Scan the entries and state how many lines contain "process". Write no other text.
___ Information given ___
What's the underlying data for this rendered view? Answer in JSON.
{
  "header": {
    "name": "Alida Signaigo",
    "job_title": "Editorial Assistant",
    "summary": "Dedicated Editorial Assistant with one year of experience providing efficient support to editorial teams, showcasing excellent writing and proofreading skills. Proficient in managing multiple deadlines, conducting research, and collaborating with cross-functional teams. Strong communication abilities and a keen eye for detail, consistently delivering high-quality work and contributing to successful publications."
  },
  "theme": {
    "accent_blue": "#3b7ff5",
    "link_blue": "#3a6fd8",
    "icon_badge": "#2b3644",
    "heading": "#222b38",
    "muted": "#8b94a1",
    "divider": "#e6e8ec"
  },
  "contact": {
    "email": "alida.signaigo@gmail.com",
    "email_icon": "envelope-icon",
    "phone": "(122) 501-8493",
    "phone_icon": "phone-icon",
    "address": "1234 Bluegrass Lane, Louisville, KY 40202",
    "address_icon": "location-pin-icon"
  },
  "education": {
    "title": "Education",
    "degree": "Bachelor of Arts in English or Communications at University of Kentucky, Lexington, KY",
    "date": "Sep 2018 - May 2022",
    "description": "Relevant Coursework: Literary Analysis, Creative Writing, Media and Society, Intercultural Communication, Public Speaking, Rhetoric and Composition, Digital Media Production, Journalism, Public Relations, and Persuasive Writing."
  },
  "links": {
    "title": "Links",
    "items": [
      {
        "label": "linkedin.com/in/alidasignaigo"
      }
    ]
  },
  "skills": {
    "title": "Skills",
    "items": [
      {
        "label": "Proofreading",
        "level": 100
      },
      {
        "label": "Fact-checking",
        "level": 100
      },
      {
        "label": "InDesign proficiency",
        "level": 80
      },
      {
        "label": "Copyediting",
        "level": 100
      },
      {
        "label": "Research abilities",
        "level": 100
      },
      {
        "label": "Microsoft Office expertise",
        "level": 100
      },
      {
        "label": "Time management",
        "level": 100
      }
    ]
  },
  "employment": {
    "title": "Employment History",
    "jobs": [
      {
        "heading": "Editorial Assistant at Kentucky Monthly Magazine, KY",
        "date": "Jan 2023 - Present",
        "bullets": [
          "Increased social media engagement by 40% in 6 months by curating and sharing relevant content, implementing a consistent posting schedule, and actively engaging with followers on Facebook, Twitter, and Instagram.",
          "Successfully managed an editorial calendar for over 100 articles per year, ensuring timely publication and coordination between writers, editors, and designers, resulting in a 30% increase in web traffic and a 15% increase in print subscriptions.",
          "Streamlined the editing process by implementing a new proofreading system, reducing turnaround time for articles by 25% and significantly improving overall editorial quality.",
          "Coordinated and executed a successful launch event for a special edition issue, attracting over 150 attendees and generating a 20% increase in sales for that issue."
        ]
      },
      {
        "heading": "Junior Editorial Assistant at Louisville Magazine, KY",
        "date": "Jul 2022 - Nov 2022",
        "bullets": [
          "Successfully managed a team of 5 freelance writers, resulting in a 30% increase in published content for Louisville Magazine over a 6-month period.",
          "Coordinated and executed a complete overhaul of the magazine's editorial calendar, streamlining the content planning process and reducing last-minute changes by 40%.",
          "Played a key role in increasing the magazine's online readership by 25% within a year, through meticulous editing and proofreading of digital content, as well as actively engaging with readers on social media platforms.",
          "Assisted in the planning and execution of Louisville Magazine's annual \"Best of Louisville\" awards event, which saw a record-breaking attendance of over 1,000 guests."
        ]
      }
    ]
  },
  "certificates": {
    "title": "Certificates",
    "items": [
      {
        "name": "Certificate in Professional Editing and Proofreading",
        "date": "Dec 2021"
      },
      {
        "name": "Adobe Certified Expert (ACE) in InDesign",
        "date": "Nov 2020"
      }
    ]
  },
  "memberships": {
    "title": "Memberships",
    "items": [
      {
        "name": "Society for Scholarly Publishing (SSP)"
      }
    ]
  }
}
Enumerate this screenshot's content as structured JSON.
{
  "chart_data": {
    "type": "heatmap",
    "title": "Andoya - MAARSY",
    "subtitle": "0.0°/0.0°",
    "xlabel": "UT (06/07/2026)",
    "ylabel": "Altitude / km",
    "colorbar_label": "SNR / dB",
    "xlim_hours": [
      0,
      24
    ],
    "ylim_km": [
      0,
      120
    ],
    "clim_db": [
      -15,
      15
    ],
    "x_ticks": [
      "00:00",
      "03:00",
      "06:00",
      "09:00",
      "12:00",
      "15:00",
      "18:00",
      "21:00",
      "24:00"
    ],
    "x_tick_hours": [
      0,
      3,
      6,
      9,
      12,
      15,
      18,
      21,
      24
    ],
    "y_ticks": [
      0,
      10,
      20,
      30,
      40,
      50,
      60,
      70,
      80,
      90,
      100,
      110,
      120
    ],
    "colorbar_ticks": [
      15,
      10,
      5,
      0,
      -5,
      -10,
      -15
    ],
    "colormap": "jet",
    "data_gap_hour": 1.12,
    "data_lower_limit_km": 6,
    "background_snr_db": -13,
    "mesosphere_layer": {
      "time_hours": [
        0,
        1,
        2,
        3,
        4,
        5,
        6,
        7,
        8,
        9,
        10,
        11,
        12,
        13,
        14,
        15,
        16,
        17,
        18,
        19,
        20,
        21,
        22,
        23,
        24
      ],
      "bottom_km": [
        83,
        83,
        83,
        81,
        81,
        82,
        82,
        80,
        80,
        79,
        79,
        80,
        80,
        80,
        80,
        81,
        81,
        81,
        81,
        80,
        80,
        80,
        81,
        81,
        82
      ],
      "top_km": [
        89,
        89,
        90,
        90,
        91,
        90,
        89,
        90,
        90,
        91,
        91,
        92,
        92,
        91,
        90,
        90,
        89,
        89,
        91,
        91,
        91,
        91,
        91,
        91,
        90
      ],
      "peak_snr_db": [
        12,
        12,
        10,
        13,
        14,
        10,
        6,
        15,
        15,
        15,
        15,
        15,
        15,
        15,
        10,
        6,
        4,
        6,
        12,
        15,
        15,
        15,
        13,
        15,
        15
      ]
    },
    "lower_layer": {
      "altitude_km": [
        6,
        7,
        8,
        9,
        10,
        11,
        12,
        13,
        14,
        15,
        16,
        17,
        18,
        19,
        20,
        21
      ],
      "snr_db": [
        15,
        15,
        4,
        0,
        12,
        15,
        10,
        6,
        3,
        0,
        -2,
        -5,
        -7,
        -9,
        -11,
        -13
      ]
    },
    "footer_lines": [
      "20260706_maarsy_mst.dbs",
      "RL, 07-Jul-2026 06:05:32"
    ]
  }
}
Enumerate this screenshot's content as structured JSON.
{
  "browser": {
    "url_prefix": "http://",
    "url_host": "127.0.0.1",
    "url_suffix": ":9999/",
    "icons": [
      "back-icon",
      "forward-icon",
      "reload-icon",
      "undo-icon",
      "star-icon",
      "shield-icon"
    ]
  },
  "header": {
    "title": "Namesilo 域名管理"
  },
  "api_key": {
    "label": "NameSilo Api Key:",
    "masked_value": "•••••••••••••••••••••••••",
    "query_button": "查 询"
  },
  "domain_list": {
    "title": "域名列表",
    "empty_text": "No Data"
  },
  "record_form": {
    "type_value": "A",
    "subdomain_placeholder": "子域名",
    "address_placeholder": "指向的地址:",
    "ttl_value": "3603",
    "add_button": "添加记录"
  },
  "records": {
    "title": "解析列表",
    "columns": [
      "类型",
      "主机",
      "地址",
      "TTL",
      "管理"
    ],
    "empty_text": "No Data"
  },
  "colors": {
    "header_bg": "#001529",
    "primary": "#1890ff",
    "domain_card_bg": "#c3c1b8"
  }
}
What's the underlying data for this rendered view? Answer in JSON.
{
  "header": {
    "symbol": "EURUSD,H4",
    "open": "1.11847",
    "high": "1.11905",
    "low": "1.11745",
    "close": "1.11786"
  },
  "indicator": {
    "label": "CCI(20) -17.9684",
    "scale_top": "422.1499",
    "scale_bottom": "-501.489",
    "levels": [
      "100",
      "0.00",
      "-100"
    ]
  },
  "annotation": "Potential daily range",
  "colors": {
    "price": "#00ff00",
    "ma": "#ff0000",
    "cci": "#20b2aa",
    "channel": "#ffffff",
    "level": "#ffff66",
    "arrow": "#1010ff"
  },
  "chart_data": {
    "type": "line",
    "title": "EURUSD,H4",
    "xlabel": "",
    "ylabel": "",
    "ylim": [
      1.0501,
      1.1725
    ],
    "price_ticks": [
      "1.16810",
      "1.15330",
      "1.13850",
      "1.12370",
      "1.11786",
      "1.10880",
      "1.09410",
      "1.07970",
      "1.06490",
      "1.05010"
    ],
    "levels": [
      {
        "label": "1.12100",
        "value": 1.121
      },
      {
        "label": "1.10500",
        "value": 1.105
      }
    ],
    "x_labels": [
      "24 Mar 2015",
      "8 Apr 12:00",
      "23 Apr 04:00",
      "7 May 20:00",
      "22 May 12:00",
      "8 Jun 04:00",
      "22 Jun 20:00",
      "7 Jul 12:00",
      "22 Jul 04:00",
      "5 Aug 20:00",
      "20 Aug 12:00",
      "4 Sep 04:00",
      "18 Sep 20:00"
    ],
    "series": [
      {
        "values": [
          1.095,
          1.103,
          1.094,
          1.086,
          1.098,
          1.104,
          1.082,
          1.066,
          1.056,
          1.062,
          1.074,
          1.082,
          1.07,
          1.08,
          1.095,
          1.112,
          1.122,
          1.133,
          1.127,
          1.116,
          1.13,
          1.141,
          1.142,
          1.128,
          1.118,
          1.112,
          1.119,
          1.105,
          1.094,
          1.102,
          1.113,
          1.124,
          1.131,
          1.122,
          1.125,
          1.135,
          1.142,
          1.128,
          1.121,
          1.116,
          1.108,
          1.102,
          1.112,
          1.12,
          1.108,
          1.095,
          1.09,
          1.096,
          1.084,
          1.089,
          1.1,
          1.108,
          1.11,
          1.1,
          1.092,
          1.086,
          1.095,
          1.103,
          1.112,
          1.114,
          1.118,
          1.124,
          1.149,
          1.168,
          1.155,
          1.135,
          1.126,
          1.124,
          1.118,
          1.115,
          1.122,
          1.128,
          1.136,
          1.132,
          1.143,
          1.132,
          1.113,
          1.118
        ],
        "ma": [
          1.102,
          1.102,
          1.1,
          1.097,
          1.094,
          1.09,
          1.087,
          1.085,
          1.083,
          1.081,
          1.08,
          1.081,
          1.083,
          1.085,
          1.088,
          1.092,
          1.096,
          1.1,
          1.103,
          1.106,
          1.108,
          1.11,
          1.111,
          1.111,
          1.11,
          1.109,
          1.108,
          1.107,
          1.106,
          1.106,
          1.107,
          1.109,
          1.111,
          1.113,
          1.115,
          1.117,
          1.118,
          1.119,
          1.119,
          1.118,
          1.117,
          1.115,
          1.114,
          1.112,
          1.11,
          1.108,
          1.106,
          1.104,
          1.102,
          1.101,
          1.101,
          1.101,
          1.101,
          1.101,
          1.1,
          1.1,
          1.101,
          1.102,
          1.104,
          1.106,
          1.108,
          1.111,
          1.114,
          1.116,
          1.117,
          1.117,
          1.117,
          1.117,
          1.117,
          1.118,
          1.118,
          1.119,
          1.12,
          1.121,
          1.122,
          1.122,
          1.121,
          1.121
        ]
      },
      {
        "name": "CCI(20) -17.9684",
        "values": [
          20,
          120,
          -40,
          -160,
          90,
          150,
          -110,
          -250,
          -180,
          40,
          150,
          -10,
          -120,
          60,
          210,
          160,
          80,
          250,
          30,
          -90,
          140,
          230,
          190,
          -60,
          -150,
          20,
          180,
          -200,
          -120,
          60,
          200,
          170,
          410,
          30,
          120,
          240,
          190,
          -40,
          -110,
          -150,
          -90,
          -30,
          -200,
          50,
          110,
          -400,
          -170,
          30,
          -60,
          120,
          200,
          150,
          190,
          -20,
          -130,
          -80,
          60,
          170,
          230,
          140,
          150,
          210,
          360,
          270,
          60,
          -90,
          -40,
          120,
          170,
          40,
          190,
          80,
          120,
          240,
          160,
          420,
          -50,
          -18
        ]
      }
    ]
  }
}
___
- Response -
2